***** TASK INPUTS

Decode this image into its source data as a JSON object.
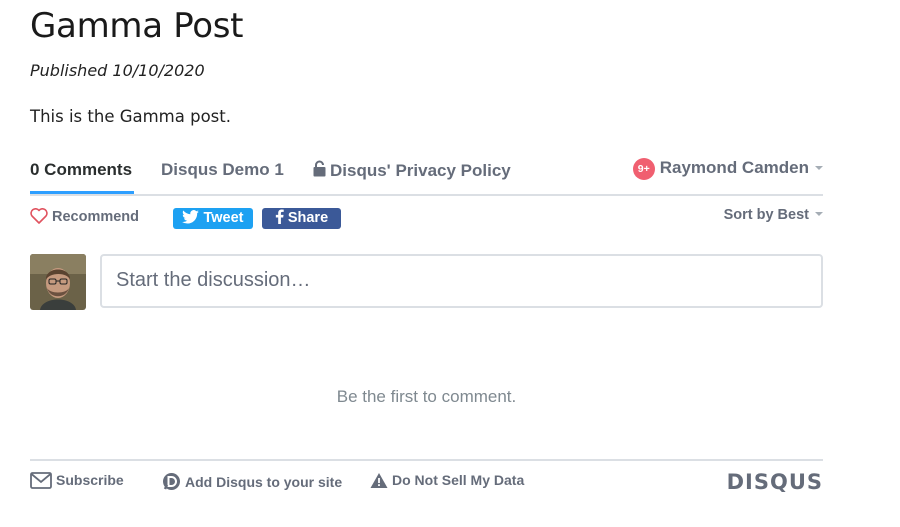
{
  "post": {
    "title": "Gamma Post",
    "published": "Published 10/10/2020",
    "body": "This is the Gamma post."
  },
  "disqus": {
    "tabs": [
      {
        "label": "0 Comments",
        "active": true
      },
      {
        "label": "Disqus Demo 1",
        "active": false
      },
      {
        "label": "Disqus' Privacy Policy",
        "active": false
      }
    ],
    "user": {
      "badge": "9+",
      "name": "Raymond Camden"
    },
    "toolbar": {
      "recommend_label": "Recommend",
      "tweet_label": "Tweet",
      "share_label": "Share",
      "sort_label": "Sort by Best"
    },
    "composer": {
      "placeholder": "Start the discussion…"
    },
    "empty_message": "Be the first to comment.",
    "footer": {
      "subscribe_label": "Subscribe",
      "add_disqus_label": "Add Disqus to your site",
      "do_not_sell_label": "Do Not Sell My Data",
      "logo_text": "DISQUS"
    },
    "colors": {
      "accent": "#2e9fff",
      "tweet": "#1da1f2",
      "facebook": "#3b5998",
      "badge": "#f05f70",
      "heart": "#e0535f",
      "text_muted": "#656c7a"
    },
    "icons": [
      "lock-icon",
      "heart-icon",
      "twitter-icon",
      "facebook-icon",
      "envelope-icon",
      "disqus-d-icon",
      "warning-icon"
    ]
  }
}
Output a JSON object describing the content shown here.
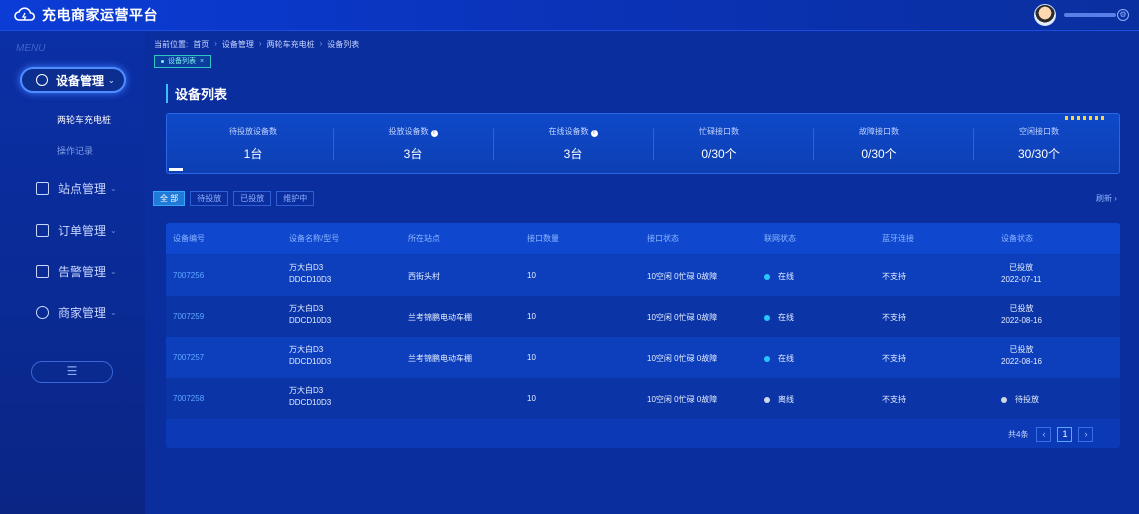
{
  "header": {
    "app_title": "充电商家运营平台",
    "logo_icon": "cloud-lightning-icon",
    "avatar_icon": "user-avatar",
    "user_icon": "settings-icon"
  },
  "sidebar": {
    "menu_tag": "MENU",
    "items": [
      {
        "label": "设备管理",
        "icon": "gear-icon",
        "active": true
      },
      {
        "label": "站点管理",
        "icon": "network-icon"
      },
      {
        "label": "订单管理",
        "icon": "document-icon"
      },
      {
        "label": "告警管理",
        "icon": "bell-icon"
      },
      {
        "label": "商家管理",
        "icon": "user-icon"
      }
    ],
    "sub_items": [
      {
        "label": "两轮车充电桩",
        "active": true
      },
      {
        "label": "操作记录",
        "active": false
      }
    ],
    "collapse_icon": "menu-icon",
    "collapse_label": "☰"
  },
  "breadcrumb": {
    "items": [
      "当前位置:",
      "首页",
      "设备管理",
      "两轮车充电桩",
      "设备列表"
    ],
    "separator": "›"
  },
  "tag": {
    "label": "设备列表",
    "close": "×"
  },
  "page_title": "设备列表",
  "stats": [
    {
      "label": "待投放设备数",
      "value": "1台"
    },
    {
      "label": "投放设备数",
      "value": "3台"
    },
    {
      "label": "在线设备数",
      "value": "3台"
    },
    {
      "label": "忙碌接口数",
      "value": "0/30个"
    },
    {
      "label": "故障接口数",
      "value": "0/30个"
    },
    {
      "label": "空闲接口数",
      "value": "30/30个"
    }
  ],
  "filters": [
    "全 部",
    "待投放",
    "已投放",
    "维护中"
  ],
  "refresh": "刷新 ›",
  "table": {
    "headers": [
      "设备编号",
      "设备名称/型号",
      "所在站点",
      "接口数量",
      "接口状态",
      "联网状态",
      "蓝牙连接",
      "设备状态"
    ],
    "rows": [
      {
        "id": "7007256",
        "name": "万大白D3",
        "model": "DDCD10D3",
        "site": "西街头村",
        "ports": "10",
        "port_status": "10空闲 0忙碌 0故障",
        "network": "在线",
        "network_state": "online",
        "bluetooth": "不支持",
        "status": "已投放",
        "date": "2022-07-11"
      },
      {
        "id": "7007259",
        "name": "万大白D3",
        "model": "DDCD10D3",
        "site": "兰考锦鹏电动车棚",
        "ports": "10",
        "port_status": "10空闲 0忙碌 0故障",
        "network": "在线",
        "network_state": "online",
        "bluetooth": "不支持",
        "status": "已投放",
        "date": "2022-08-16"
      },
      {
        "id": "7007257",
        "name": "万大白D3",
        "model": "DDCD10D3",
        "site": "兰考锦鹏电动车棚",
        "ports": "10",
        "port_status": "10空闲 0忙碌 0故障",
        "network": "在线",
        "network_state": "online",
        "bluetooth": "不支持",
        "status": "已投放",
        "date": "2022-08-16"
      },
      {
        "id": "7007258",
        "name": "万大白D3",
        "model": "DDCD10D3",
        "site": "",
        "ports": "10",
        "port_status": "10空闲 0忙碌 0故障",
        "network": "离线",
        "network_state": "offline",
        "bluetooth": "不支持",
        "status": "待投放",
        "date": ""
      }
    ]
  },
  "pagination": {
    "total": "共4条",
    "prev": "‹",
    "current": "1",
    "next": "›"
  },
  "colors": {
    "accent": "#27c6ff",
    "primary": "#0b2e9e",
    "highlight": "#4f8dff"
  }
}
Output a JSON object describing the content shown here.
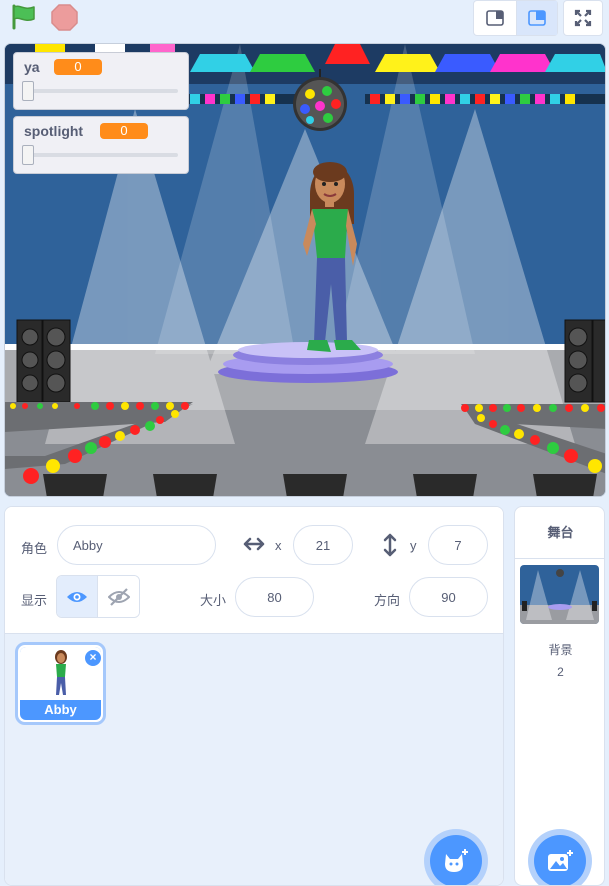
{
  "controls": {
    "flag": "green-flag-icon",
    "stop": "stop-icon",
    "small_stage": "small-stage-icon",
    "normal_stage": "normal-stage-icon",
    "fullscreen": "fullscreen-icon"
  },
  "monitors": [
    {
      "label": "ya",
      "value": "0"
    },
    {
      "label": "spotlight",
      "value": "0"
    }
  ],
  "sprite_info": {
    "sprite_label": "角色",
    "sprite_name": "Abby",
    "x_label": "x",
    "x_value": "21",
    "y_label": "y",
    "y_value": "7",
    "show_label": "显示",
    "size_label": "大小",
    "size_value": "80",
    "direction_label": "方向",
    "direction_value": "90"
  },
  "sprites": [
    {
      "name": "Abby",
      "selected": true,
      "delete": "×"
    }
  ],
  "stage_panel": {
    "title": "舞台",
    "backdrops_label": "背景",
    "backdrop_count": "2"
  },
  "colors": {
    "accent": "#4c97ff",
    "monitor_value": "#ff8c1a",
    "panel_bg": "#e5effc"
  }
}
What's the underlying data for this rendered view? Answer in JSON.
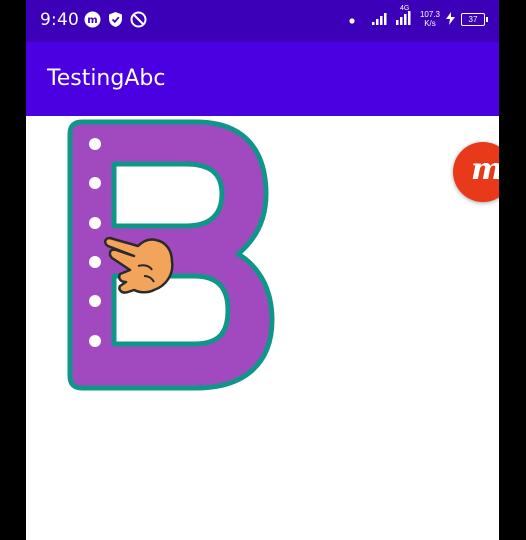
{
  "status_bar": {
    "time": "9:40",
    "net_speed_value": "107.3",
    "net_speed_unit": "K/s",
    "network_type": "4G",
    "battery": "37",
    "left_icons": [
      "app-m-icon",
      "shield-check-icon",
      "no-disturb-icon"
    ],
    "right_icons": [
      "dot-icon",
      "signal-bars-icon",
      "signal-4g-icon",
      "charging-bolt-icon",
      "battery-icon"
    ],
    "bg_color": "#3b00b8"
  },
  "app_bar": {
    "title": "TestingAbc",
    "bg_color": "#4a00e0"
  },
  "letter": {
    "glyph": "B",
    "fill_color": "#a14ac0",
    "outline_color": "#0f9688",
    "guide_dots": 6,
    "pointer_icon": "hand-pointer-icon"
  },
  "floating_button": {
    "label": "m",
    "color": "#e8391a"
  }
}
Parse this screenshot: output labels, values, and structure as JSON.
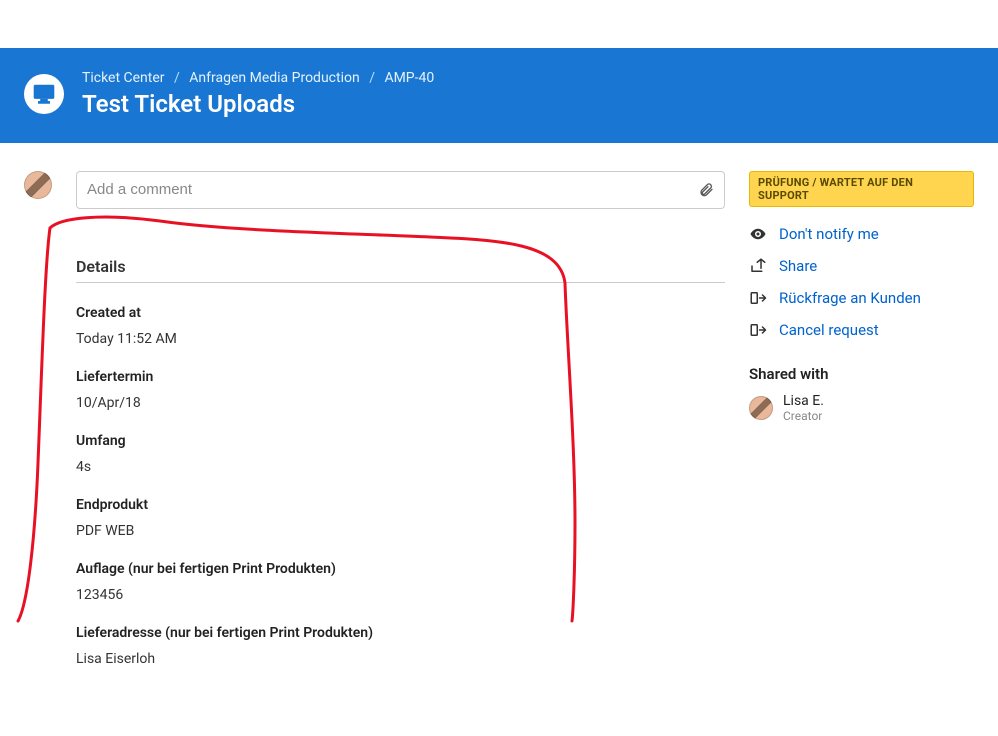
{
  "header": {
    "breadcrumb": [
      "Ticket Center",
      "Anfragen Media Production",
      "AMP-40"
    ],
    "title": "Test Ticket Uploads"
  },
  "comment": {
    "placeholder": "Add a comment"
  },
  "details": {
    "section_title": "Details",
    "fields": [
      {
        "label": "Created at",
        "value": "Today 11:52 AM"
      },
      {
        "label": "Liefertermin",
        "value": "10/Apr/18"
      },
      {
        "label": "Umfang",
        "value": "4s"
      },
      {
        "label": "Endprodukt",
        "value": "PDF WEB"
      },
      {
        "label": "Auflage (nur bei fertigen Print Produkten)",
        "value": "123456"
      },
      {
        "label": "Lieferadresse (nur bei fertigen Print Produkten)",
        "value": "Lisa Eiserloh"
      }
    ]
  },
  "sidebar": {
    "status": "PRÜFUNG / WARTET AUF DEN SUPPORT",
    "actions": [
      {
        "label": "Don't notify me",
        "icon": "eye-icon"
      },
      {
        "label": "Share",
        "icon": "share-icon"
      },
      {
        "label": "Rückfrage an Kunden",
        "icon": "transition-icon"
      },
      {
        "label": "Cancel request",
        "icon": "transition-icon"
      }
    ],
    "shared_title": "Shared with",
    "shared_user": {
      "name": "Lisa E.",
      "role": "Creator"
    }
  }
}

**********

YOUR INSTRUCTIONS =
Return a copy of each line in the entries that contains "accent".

ANSWER FOR THIS EXERCISE =
      "accent": "#2e9fff",
    "accent": "#27c6ff",
    "accent": "#4c97ff",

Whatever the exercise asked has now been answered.